Green Madness: Climate Policies To Add 41% To Electricity Prices By 2030
Britain’s “energy and climate change” policies – including subsidies for wind farms and nuclear power stations – will add 41 per cent to the price of electricity in the UK by 2030 according to forecasts by the energy department.
Green measures including billions of pounds of subsidy for low-carbon generation will lift the price of electricity from £149 to £210 per MwH, the government’s own officials have predicted.
That forecast comes as ministers are poised to announce that they have struck a deal to guarantee the price of power from a new nuclear power station at Hinkley Point for decades into the future.
The energy department has predicted that actual bills will fall by 11 per cent by 2030 as household products become more energy-efficient millions of people insulate their homes, more than offsetting the rise in green subsidies.
But critics suggest this is optimistic given the paltry take-up of the coalition’s flagshipGreen Deal scheme, which helps households install energy-savings measures.
Green subsidies have been in the spotlight since Ed Miliband announced that a Labour government would freeze household energy bills in 2015. SSE raised its prices by 8.2 per cent last week in the first of what is expected to be a wider round of price rises from the industry.
That has prompted a scramble by Tory ministers to find green policies which can be reined back to ease household bills. David Cameron, the prime minister, has blamed many of those policies on Mr Miliband’s time as energy secretary.
At the moment, however, low-carbon subsidies only account for less than a tenth of the typical household bill. (Up from around 5 per cent five years ago.) Yet their impact on the price of household energy is set to surge in the coming years as a result of the coalition’s current energy bill.

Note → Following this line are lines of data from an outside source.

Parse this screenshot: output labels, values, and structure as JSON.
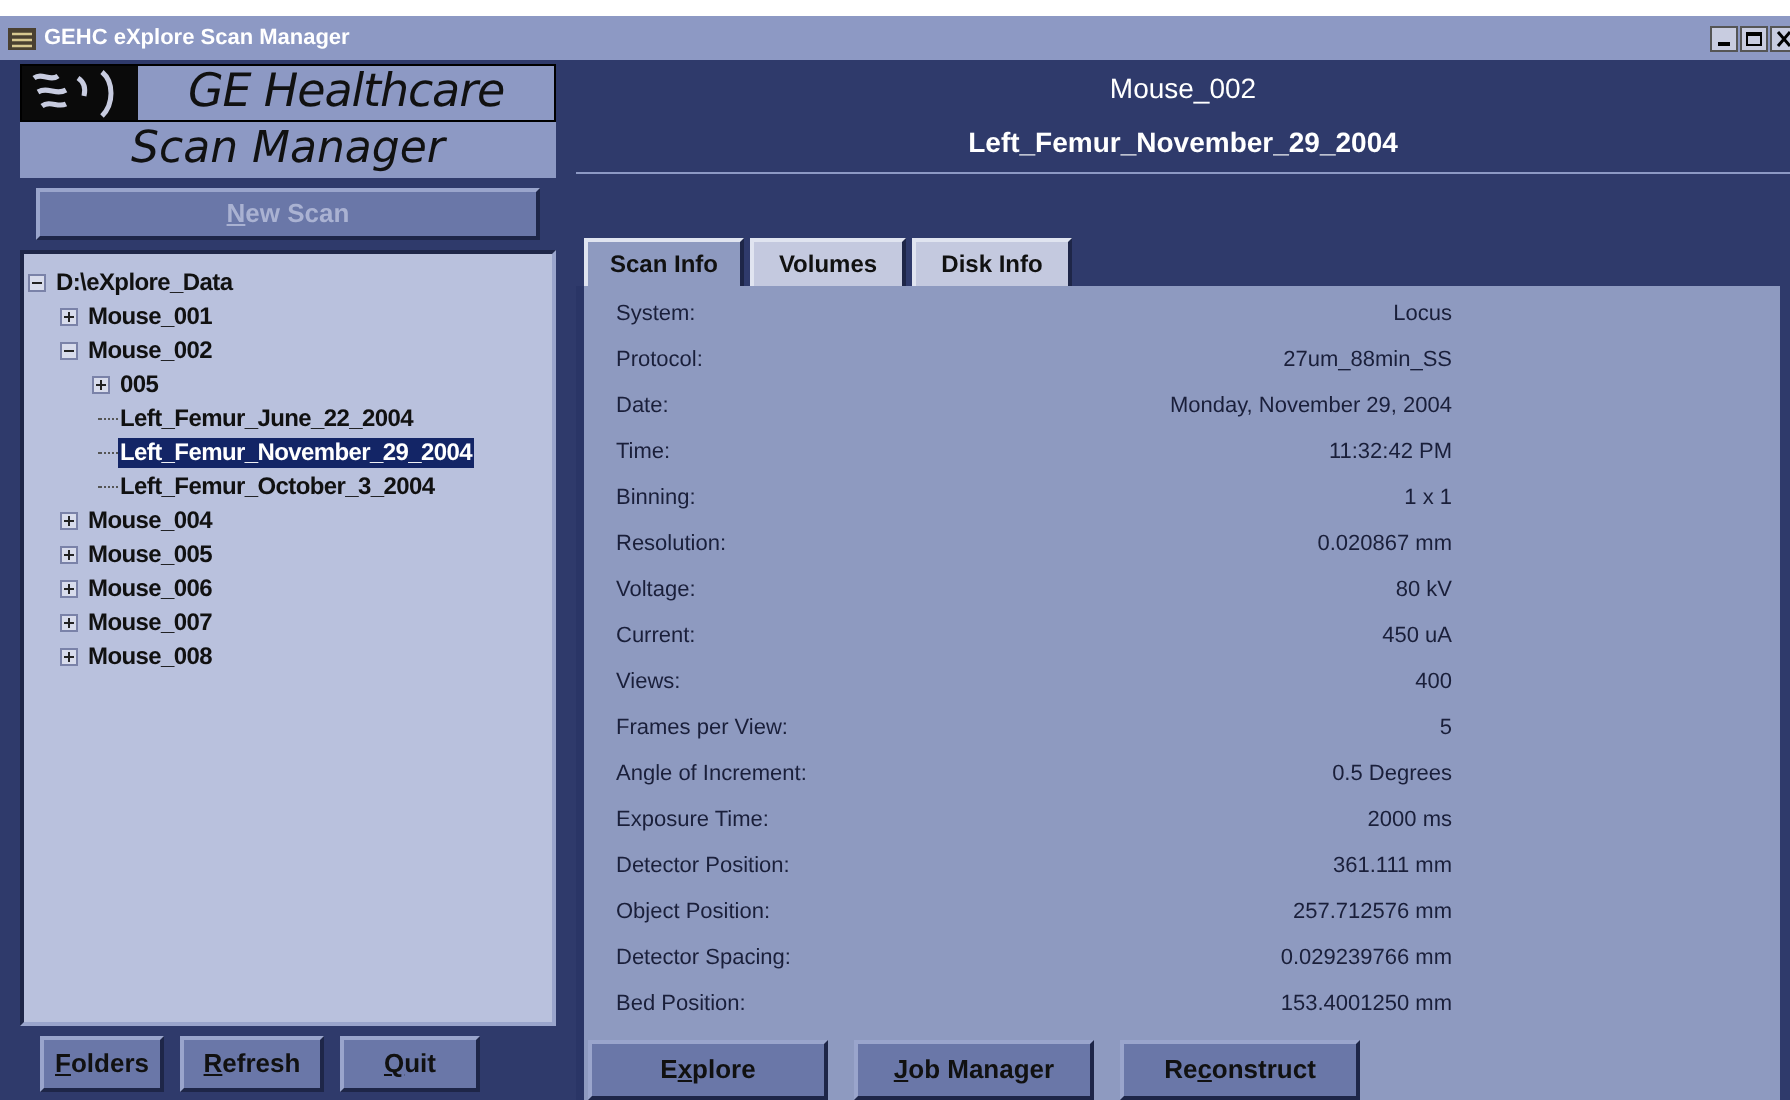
{
  "window": {
    "title": "GEHC eXplore Scan Manager"
  },
  "logo": {
    "brand": "GE Healthcare",
    "product": "Scan Manager"
  },
  "new_scan_button": {
    "mnemonic": "N",
    "after": "ew Scan"
  },
  "header": {
    "subject": "Mouse_002",
    "scan": "Left_Femur_November_29_2004"
  },
  "tree": [
    {
      "label": "D:\\eXplore_Data",
      "expanded": true,
      "selected": false,
      "children": [
        {
          "label": "Mouse_001",
          "expanded": false,
          "selected": false
        },
        {
          "label": "Mouse_002",
          "expanded": true,
          "selected": false,
          "children": [
            {
              "label": "005",
              "expanded": false,
              "selected": false
            },
            {
              "label": "Left_Femur_June_22_2004",
              "selected": false
            },
            {
              "label": "Left_Femur_November_29_2004",
              "selected": true
            },
            {
              "label": "Left_Femur_October_3_2004",
              "selected": false
            }
          ]
        },
        {
          "label": "Mouse_004",
          "expanded": false,
          "selected": false
        },
        {
          "label": "Mouse_005",
          "expanded": false,
          "selected": false
        },
        {
          "label": "Mouse_006",
          "expanded": false,
          "selected": false
        },
        {
          "label": "Mouse_007",
          "expanded": false,
          "selected": false
        },
        {
          "label": "Mouse_008",
          "expanded": false,
          "selected": false
        }
      ]
    }
  ],
  "left_buttons": [
    {
      "mnemonic": "F",
      "after": "olders"
    },
    {
      "mnemonic": "R",
      "after": "efresh"
    },
    {
      "mnemonic": "Q",
      "after": "uit"
    }
  ],
  "tabs": [
    {
      "label": "Scan Info",
      "selected": true
    },
    {
      "label": "Volumes",
      "selected": false
    },
    {
      "label": "Disk Info",
      "selected": false
    }
  ],
  "scan_info": [
    {
      "label": "System:",
      "value": "Locus"
    },
    {
      "label": "Protocol:",
      "value": "27um_88min_SS"
    },
    {
      "label": "Date:",
      "value": "Monday, November 29, 2004"
    },
    {
      "label": "Time:",
      "value": "11:32:42 PM"
    },
    {
      "label": "Binning:",
      "value": "1 x 1"
    },
    {
      "label": "Resolution:",
      "value": "0.020867 mm"
    },
    {
      "label": "Voltage:",
      "value": "80 kV"
    },
    {
      "label": "Current:",
      "value": "450 uA"
    },
    {
      "label": "Views:",
      "value": "400"
    },
    {
      "label": "Frames per View:",
      "value": "5"
    },
    {
      "label": "Angle of Increment:",
      "value": "0.5 Degrees"
    },
    {
      "label": "Exposure Time:",
      "value": "2000 ms"
    },
    {
      "label": "Detector Position:",
      "value": "361.111 mm"
    },
    {
      "label": "Object Position:",
      "value": "257.712576 mm"
    },
    {
      "label": "Detector Spacing:",
      "value": "0.029239766 mm"
    },
    {
      "label": "Bed Position:",
      "value": "153.4001250 mm"
    }
  ],
  "action_buttons": [
    {
      "before": "E",
      "mnemonic": "x",
      "after": "plore"
    },
    {
      "mnemonic": "J",
      "after": "ob Manager"
    },
    {
      "before": "Re",
      "mnemonic": "c",
      "after": "onstruct"
    }
  ]
}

The new centrepiece scheme, known as the “levy control framework”, will give energy groups £7.6bn a year to support low-carbon generation by 2020 – up from £2.3bn last year. That measure will alone add £95 a year to the average household bill, a rise of 7 per cent.